Walking across the border from Hong Kong to Shenzhen, China, in 1991, I found a city transitioning from market town to bustling metropolis. Most of the people were poor, and the technology companies I visited consisted of engineers in warehouses with old metal desks and outdated computers. But you could see that the seeds of an economic hub had been planted and China’s first experiment in capitalism was well on its way.
Years later, I gave a speech on the future of computing to hundreds of engineering students at Peking University. I was surprised that translators were not used; everyone knew the language of technology, English. But what impressed me most was that they kept me there for an hour after the presentation, hungry to learn more about how to succeed in a brave new business world they would soon be joining.

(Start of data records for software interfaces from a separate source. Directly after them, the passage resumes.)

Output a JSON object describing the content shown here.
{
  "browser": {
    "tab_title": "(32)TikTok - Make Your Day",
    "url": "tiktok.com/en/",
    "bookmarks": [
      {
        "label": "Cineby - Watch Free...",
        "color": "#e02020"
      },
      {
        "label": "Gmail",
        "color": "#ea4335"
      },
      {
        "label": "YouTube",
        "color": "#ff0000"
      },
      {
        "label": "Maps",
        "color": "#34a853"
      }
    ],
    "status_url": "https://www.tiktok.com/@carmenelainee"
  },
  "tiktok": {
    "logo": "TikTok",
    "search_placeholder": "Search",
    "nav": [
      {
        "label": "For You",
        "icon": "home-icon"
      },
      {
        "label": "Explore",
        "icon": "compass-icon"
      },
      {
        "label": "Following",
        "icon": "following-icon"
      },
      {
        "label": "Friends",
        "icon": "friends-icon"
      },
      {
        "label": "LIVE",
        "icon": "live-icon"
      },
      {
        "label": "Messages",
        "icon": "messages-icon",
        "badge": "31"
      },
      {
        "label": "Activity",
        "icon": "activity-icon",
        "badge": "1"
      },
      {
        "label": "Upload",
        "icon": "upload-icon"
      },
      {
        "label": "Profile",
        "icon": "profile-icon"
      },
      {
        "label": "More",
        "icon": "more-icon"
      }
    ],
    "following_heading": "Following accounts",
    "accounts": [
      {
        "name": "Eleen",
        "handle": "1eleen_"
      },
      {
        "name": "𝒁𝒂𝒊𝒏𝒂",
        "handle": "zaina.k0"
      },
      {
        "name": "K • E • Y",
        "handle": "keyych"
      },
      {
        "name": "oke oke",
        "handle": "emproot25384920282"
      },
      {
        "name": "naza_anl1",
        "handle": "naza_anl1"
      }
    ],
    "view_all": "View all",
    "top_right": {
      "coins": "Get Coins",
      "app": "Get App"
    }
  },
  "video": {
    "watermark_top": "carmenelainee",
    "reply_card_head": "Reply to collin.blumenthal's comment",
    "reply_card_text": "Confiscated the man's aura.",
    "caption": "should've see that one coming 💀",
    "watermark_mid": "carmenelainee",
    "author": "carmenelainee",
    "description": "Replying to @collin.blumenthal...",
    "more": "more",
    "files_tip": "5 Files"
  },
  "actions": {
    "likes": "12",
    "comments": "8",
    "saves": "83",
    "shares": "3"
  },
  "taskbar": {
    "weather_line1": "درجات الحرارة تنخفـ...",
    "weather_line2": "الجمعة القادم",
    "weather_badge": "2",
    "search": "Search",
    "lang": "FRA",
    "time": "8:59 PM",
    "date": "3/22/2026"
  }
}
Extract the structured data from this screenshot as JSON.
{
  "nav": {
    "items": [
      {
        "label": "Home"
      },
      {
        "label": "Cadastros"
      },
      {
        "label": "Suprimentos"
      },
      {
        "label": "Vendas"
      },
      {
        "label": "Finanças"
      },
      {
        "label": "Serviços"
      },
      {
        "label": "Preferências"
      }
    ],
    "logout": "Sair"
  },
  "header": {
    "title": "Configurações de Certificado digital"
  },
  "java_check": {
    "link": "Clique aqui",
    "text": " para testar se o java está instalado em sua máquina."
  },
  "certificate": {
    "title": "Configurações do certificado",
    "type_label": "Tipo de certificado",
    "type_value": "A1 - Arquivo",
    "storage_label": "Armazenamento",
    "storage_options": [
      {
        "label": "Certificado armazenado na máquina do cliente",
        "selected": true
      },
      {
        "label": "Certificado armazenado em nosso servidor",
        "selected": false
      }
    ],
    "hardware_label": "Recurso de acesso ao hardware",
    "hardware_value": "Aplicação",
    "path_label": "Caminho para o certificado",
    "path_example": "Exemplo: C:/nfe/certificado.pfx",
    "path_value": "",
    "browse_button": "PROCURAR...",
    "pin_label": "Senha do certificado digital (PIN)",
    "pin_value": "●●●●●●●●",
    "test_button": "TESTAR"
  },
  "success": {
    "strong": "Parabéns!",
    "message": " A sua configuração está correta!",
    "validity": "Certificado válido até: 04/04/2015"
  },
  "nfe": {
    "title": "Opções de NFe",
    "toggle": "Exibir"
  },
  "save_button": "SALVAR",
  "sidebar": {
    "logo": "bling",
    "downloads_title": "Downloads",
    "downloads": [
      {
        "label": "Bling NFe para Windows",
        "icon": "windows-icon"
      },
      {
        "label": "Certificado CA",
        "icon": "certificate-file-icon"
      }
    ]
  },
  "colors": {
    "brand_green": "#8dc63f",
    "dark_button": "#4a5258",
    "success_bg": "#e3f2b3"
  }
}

Today, Shenzhen and Beijing are sophisticated cities, financial powerhouses, and growing entrepreneurial hubs where new startups are born every day and venture capital flows in and out of investment portfolios, some as big as those on Silicon Valley’s legendary Sand Hill Road in Menlo Park.
Many say that China represents a real competitive threat to the Valley. They say its entrepreneurs and VCs are hungrier, more focused and more competitive than we are. They say that Chinese startups have more aggressive and harder-working cultures that achieve scale faster than ours do.
You may not want to hear this, but much of that is true. The question is, is that a bad thing? In many ways, American entrepreneurship has gone soft. And competition from China may be the best thing to happen to us – the proverbial brick-to-the-head that we need to wake up and smell our competitive advantage slipping away.
I know that may be hard to believe when the most valuable brands in the world are Apple, Google and Microsoft; there are more $100 million-plus startups and $1 billion-plus unicorns in the U.S. than the rest of the world combined; and the same is true of venture capital investments. But there are plenty of signs that we are becoming overconfident and losing our edge.
For one thing, our tech culture is living in a bubble – in more ways than one. The private equity bubble that spawned an era of overinflated valuations, unbridled unicorns, ludicrous burn-rates, outrageous perks and mega-late stage funding rounds is finally letting out some air and coming back down to Earth. While that’s a good thing, I’m afraid that our perception remains overly myopic.
What do you say we play a little game of association?
If I say “electric cars,” what comes to mind? Elon Musk and luxury electric vehicle (EV) maker Tesla (TSLA), of course. But Chinese car-makers are producing far more EVs than all American car makers combined. Granted, they’re of the lower-speed, limited range and lower-cost variety, but they are scaling much faster and arguably having greater impact on cleantech than Tesla.
Now, if I say “online retailer,” I bet you’ll immediately think of Jeff Bezos and Amazon. But Chinese ecommerce giant Alibaba (BABA) sold $394 billion in merchandise last year, more than twice that of Amazon (AMZN). And while Alibaba is a much smaller company in terms of revenue and employees, it’s far more profitable and growing at a much faster rate.
Not to mention that Alibaba was founded in a tiny apartment by former English teacher Jack Ma, his wife, 17 friends and their collective savings of $60,000. Fifteen years later, Ma became the richest man in China on the heels of the biggest IPO in world history. Entrepreneurial success stories don’t get any better than that, do they?
And yet, if you Google Jack Ma, you’ll get 461,000 results to Elon Musk’s 48 million. Let me tell you something: nobody reacts to what they don’t see. It’s time we recognize China as the competitive threat it really is.
Meanwhile, a growing number of Americans identify as entrepreneurs, but they’re not. They may call themselves entrepreneurs, serial entrepreneurs, solopreneurs, investors or CEOs, but in reality, many are just self-employed gig workers with no real aspirations to start a business with real products, employees and customers.
That’s why our labor-force participation rate is at its lowest level in decades: millions have dropped out of the workforce to become independent workers. More important, they produce less than half the GDP per capita of their full–time employee counterparts.
The way I see it, American entrepreneurship has three problems: 1) an institutionalized entrepreneurial class living in an isolated bubble of overinflated valuations, excess spending and short-sighted perception; 2) a growing underclass of under-producing wantrepreneurs; and 3) a shrinking middle class with little hope of achieving the American Dream.
In contrast, China has growing, upwardly mobile middle and entrepreneurial classes that are hungry and aggressive like we used to be. If that’s a sobering thought, then maybe competition from China is just what we need to burst our bubble.